**WORK ORDER:**
Please copy out all lines of the entries that contain the word "Gang".

=== Section Start ===

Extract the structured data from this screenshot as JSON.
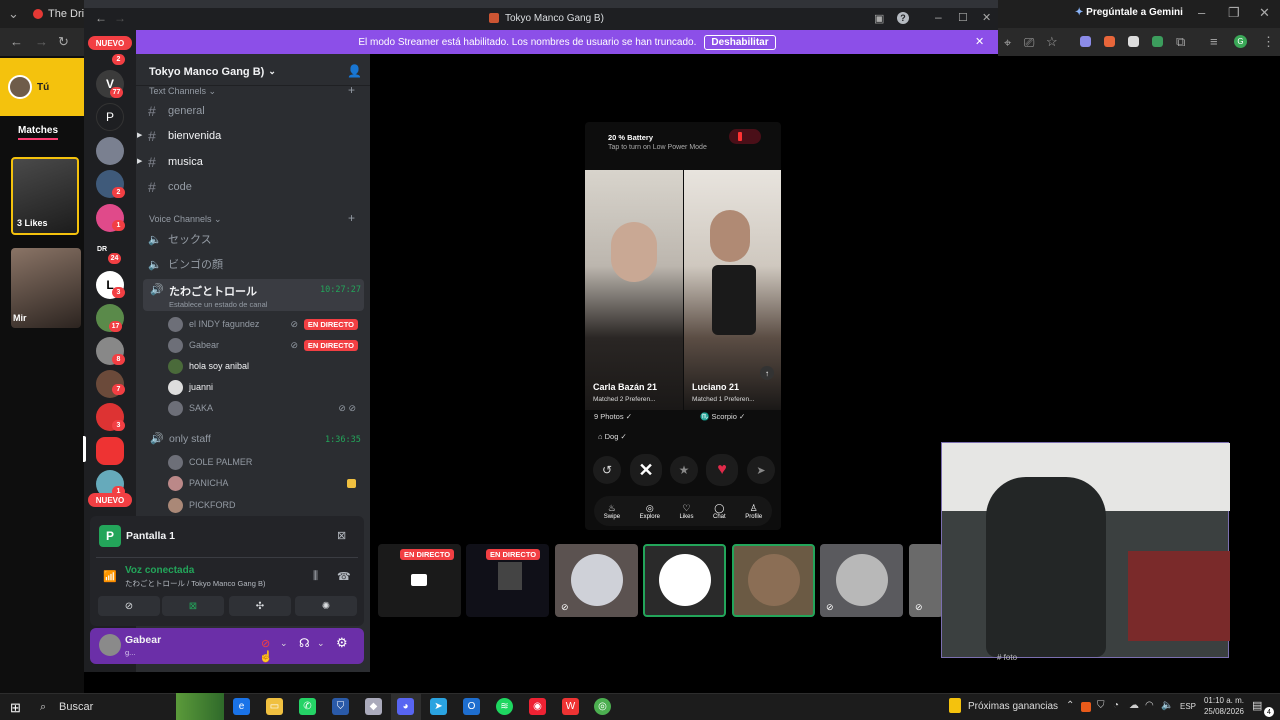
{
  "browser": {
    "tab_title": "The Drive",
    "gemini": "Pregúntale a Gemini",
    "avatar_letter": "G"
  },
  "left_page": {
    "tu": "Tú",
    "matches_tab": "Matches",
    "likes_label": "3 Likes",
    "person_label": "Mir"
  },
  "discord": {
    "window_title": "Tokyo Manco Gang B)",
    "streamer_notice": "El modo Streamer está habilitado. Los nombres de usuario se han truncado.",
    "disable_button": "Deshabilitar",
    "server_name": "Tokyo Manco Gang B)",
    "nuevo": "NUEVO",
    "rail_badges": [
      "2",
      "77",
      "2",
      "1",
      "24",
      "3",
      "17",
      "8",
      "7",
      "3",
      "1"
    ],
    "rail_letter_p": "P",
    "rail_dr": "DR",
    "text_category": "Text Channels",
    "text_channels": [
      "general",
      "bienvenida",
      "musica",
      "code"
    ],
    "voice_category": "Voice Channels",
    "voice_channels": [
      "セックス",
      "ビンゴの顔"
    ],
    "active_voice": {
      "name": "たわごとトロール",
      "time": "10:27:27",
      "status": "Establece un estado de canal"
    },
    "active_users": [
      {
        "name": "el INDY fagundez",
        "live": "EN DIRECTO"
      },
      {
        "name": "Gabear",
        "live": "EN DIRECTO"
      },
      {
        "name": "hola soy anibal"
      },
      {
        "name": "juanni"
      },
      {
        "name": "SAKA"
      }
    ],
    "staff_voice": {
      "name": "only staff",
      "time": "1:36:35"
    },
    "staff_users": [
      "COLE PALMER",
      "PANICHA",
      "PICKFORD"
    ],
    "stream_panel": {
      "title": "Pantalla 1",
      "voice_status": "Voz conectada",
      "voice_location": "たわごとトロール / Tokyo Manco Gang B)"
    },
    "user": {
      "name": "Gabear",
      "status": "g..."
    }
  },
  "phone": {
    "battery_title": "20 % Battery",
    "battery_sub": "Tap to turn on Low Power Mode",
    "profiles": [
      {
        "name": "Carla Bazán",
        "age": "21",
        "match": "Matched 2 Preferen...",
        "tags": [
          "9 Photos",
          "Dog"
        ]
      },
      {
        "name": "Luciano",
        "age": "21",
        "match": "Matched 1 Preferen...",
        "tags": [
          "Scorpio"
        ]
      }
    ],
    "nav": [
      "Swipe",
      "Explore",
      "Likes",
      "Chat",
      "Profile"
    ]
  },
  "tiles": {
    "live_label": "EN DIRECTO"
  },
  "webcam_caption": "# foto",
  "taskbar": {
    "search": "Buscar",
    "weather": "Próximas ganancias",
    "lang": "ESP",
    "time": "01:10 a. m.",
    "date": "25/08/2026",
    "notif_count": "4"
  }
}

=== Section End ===

**WRITTEN REPLY:**
    "window_title": "Tokyo Manco Gang B)",
    "server_name": "Tokyo Manco Gang B)",
      "voice_location": "たわごとトロール / Tokyo Manco Gang B)"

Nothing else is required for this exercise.